- WHAT THE TASK ASKS
Go through the records and extract every line with the word "image".

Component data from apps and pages
-=-=-

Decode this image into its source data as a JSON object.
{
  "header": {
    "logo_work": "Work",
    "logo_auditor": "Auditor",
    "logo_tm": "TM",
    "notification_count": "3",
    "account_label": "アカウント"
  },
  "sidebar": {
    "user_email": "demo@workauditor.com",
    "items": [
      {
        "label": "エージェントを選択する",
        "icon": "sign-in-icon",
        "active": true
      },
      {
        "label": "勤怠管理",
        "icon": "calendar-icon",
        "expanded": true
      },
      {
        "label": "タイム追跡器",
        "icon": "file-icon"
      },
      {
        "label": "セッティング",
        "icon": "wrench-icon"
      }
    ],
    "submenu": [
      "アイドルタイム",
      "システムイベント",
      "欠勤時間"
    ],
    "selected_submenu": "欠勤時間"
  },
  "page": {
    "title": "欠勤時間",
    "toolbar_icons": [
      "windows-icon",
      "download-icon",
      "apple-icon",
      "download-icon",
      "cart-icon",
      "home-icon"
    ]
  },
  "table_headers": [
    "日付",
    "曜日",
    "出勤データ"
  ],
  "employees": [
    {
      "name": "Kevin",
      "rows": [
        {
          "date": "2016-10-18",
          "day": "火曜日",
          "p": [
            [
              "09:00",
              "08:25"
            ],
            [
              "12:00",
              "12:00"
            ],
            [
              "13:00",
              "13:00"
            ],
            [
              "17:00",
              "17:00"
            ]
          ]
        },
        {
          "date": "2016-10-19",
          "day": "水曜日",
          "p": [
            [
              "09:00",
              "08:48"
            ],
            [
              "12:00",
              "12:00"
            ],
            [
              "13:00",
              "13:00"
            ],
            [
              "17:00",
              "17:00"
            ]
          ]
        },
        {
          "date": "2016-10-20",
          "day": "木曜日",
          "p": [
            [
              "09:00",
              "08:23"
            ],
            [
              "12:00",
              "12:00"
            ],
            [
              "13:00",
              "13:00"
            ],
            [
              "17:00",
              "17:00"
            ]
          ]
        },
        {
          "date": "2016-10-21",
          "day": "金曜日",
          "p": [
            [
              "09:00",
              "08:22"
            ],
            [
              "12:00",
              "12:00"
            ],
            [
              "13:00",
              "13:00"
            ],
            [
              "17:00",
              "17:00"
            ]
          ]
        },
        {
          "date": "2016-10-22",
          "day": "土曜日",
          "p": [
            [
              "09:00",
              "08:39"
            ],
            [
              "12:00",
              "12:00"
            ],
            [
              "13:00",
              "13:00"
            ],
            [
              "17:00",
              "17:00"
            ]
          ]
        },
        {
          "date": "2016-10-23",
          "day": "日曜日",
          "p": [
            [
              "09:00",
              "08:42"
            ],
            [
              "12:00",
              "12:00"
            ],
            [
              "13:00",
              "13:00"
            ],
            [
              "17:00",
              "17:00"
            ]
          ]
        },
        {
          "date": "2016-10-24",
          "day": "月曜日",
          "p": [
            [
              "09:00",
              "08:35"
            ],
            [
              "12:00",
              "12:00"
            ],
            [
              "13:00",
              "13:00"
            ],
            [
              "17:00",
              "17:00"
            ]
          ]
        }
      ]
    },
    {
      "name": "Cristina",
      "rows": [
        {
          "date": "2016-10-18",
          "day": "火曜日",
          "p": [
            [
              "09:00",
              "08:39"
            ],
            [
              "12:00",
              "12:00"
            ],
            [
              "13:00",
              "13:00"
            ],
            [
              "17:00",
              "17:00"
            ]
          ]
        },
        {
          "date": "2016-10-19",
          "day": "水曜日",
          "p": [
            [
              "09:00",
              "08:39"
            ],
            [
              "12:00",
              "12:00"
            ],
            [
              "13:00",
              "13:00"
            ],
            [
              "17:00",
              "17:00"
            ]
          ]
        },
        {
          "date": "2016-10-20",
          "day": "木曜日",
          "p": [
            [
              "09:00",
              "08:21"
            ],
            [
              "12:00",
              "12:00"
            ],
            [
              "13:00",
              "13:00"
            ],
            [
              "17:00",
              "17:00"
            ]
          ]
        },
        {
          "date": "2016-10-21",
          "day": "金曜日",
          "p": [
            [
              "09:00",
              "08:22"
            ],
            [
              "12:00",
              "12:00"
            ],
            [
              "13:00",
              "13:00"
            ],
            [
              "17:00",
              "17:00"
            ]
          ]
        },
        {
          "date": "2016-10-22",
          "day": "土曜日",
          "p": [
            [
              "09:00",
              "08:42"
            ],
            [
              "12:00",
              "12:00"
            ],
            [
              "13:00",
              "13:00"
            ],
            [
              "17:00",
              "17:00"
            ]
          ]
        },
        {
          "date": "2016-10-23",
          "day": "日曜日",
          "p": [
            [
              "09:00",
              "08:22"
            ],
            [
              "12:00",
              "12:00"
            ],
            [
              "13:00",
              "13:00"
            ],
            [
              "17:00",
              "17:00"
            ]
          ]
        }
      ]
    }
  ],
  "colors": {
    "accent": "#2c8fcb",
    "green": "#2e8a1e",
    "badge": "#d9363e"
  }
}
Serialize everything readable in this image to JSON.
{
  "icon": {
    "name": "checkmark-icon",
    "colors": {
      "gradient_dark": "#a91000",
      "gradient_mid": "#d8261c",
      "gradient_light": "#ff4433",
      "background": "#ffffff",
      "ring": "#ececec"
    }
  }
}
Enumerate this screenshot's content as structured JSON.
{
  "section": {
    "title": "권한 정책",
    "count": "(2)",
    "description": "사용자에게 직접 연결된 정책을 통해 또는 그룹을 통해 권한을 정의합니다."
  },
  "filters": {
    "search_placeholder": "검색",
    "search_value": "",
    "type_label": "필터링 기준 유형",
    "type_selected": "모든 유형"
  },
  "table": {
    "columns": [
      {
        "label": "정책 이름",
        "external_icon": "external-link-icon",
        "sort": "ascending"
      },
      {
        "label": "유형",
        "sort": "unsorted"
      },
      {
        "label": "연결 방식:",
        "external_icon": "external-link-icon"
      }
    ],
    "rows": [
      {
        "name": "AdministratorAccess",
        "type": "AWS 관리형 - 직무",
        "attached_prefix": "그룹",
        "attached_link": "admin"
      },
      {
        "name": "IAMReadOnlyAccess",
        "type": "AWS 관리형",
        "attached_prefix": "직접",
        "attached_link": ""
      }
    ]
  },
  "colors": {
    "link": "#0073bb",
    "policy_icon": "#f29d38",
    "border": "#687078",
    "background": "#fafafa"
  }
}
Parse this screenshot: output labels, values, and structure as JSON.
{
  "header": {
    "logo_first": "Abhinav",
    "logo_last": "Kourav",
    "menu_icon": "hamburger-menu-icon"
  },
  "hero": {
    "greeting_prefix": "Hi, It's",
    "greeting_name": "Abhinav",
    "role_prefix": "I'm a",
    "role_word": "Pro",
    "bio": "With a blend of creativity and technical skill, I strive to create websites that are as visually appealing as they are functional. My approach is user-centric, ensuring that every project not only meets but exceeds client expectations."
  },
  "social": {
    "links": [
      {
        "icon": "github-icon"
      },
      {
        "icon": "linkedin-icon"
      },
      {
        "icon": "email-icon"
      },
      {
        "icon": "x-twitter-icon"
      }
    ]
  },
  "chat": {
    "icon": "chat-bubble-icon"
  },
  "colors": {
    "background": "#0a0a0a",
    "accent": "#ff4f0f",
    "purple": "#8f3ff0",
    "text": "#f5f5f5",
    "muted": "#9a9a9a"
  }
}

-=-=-

- OUTPUT
Decode this image into its source data as a JSON object.
Serialize everything readable in this image to JSON.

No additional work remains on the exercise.